## Items from an interface collection

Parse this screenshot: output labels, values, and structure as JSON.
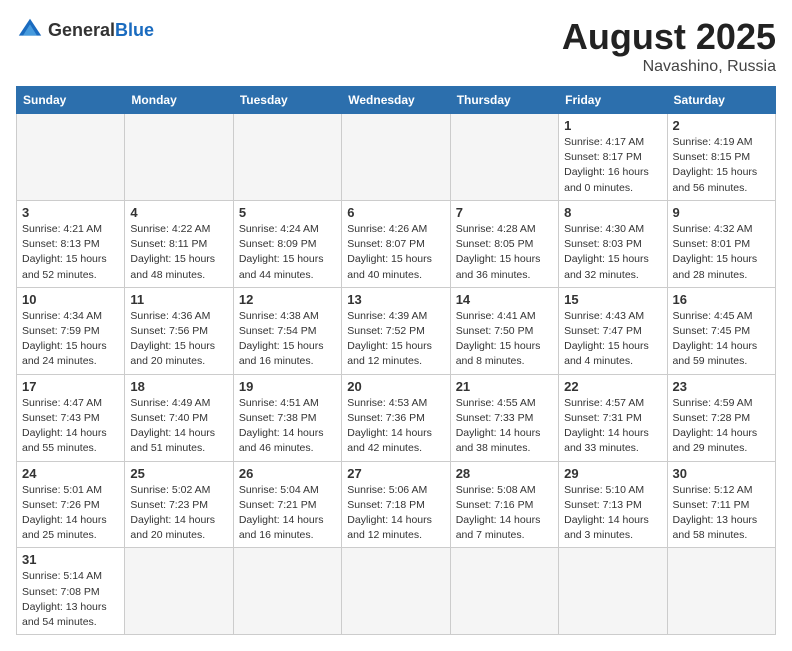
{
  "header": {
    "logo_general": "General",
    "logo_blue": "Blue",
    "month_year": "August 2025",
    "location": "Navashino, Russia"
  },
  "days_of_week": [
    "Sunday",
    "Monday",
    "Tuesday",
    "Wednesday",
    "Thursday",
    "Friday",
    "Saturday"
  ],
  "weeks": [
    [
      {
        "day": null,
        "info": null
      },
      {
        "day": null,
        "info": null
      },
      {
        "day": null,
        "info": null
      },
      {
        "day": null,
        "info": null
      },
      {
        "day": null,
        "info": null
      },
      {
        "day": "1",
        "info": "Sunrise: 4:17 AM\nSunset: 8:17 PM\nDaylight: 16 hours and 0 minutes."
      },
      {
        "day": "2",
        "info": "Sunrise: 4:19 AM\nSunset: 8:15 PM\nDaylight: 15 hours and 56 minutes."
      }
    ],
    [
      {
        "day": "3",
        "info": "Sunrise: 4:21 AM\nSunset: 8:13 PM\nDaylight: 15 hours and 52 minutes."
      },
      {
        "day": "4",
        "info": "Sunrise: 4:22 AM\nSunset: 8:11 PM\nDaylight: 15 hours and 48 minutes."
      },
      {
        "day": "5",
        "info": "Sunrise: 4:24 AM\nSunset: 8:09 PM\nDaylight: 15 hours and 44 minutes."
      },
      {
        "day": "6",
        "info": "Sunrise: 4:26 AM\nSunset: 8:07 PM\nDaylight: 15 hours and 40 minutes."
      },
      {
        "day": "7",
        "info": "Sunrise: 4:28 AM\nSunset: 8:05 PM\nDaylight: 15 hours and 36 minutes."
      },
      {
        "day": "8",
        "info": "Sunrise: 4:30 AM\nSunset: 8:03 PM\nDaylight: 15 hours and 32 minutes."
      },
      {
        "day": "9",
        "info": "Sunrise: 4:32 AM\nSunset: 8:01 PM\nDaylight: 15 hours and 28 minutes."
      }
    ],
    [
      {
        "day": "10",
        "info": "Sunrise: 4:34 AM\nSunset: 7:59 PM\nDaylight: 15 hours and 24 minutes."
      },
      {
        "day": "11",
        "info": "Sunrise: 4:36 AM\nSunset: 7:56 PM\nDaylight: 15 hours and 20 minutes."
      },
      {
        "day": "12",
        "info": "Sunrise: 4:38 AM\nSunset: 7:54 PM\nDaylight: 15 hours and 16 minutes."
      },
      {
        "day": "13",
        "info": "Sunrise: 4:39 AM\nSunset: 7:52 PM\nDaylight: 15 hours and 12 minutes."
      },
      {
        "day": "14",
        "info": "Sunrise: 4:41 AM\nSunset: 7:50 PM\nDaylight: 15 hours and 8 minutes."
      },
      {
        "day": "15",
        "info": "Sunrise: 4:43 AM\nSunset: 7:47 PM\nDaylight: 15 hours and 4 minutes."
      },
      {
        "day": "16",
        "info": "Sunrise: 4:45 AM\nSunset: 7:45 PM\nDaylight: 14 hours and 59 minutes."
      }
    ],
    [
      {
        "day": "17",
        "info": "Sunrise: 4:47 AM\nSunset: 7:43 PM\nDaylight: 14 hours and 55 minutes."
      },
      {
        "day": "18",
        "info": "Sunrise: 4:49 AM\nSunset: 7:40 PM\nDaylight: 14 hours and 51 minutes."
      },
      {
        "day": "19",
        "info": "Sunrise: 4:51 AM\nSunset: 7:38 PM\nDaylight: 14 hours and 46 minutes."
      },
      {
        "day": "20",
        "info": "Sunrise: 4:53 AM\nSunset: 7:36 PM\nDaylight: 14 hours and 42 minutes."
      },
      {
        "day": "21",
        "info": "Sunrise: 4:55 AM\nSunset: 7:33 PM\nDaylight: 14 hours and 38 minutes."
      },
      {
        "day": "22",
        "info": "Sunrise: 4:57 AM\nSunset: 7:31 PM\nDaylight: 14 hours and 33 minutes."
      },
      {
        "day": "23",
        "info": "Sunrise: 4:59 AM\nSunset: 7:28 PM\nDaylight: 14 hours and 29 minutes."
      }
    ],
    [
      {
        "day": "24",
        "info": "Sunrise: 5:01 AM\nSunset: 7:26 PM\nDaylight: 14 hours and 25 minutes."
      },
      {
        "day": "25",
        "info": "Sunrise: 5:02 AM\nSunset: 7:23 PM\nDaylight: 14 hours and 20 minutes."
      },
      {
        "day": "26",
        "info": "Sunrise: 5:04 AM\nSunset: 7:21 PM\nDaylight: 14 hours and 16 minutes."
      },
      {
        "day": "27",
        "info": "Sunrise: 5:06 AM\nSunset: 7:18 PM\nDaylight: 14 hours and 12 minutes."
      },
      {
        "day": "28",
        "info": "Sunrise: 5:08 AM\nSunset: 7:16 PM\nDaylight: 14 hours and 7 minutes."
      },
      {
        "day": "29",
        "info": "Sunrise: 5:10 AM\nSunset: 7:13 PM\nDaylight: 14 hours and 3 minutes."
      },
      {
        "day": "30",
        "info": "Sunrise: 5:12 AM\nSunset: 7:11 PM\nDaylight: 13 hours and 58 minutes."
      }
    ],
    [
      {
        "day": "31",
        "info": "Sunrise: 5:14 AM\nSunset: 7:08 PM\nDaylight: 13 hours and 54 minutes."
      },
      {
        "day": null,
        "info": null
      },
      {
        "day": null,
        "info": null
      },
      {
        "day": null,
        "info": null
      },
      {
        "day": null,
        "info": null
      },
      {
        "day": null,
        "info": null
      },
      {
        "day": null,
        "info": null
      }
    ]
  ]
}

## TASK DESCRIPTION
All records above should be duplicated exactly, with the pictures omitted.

## WRITTEN REPLY
Parse this screenshot: output labels, values, and structure as JSON.
{
  "header": {
    "logo_general": "General",
    "logo_blue": "Blue",
    "month_year": "August 2025",
    "location": "Navashino, Russia"
  },
  "days_of_week": [
    "Sunday",
    "Monday",
    "Tuesday",
    "Wednesday",
    "Thursday",
    "Friday",
    "Saturday"
  ],
  "weeks": [
    [
      {
        "day": null,
        "info": null
      },
      {
        "day": null,
        "info": null
      },
      {
        "day": null,
        "info": null
      },
      {
        "day": null,
        "info": null
      },
      {
        "day": null,
        "info": null
      },
      {
        "day": "1",
        "info": "Sunrise: 4:17 AM\nSunset: 8:17 PM\nDaylight: 16 hours and 0 minutes."
      },
      {
        "day": "2",
        "info": "Sunrise: 4:19 AM\nSunset: 8:15 PM\nDaylight: 15 hours and 56 minutes."
      }
    ],
    [
      {
        "day": "3",
        "info": "Sunrise: 4:21 AM\nSunset: 8:13 PM\nDaylight: 15 hours and 52 minutes."
      },
      {
        "day": "4",
        "info": "Sunrise: 4:22 AM\nSunset: 8:11 PM\nDaylight: 15 hours and 48 minutes."
      },
      {
        "day": "5",
        "info": "Sunrise: 4:24 AM\nSunset: 8:09 PM\nDaylight: 15 hours and 44 minutes."
      },
      {
        "day": "6",
        "info": "Sunrise: 4:26 AM\nSunset: 8:07 PM\nDaylight: 15 hours and 40 minutes."
      },
      {
        "day": "7",
        "info": "Sunrise: 4:28 AM\nSunset: 8:05 PM\nDaylight: 15 hours and 36 minutes."
      },
      {
        "day": "8",
        "info": "Sunrise: 4:30 AM\nSunset: 8:03 PM\nDaylight: 15 hours and 32 minutes."
      },
      {
        "day": "9",
        "info": "Sunrise: 4:32 AM\nSunset: 8:01 PM\nDaylight: 15 hours and 28 minutes."
      }
    ],
    [
      {
        "day": "10",
        "info": "Sunrise: 4:34 AM\nSunset: 7:59 PM\nDaylight: 15 hours and 24 minutes."
      },
      {
        "day": "11",
        "info": "Sunrise: 4:36 AM\nSunset: 7:56 PM\nDaylight: 15 hours and 20 minutes."
      },
      {
        "day": "12",
        "info": "Sunrise: 4:38 AM\nSunset: 7:54 PM\nDaylight: 15 hours and 16 minutes."
      },
      {
        "day": "13",
        "info": "Sunrise: 4:39 AM\nSunset: 7:52 PM\nDaylight: 15 hours and 12 minutes."
      },
      {
        "day": "14",
        "info": "Sunrise: 4:41 AM\nSunset: 7:50 PM\nDaylight: 15 hours and 8 minutes."
      },
      {
        "day": "15",
        "info": "Sunrise: 4:43 AM\nSunset: 7:47 PM\nDaylight: 15 hours and 4 minutes."
      },
      {
        "day": "16",
        "info": "Sunrise: 4:45 AM\nSunset: 7:45 PM\nDaylight: 14 hours and 59 minutes."
      }
    ],
    [
      {
        "day": "17",
        "info": "Sunrise: 4:47 AM\nSunset: 7:43 PM\nDaylight: 14 hours and 55 minutes."
      },
      {
        "day": "18",
        "info": "Sunrise: 4:49 AM\nSunset: 7:40 PM\nDaylight: 14 hours and 51 minutes."
      },
      {
        "day": "19",
        "info": "Sunrise: 4:51 AM\nSunset: 7:38 PM\nDaylight: 14 hours and 46 minutes."
      },
      {
        "day": "20",
        "info": "Sunrise: 4:53 AM\nSunset: 7:36 PM\nDaylight: 14 hours and 42 minutes."
      },
      {
        "day": "21",
        "info": "Sunrise: 4:55 AM\nSunset: 7:33 PM\nDaylight: 14 hours and 38 minutes."
      },
      {
        "day": "22",
        "info": "Sunrise: 4:57 AM\nSunset: 7:31 PM\nDaylight: 14 hours and 33 minutes."
      },
      {
        "day": "23",
        "info": "Sunrise: 4:59 AM\nSunset: 7:28 PM\nDaylight: 14 hours and 29 minutes."
      }
    ],
    [
      {
        "day": "24",
        "info": "Sunrise: 5:01 AM\nSunset: 7:26 PM\nDaylight: 14 hours and 25 minutes."
      },
      {
        "day": "25",
        "info": "Sunrise: 5:02 AM\nSunset: 7:23 PM\nDaylight: 14 hours and 20 minutes."
      },
      {
        "day": "26",
        "info": "Sunrise: 5:04 AM\nSunset: 7:21 PM\nDaylight: 14 hours and 16 minutes."
      },
      {
        "day": "27",
        "info": "Sunrise: 5:06 AM\nSunset: 7:18 PM\nDaylight: 14 hours and 12 minutes."
      },
      {
        "day": "28",
        "info": "Sunrise: 5:08 AM\nSunset: 7:16 PM\nDaylight: 14 hours and 7 minutes."
      },
      {
        "day": "29",
        "info": "Sunrise: 5:10 AM\nSunset: 7:13 PM\nDaylight: 14 hours and 3 minutes."
      },
      {
        "day": "30",
        "info": "Sunrise: 5:12 AM\nSunset: 7:11 PM\nDaylight: 13 hours and 58 minutes."
      }
    ],
    [
      {
        "day": "31",
        "info": "Sunrise: 5:14 AM\nSunset: 7:08 PM\nDaylight: 13 hours and 54 minutes."
      },
      {
        "day": null,
        "info": null
      },
      {
        "day": null,
        "info": null
      },
      {
        "day": null,
        "info": null
      },
      {
        "day": null,
        "info": null
      },
      {
        "day": null,
        "info": null
      },
      {
        "day": null,
        "info": null
      }
    ]
  ]
}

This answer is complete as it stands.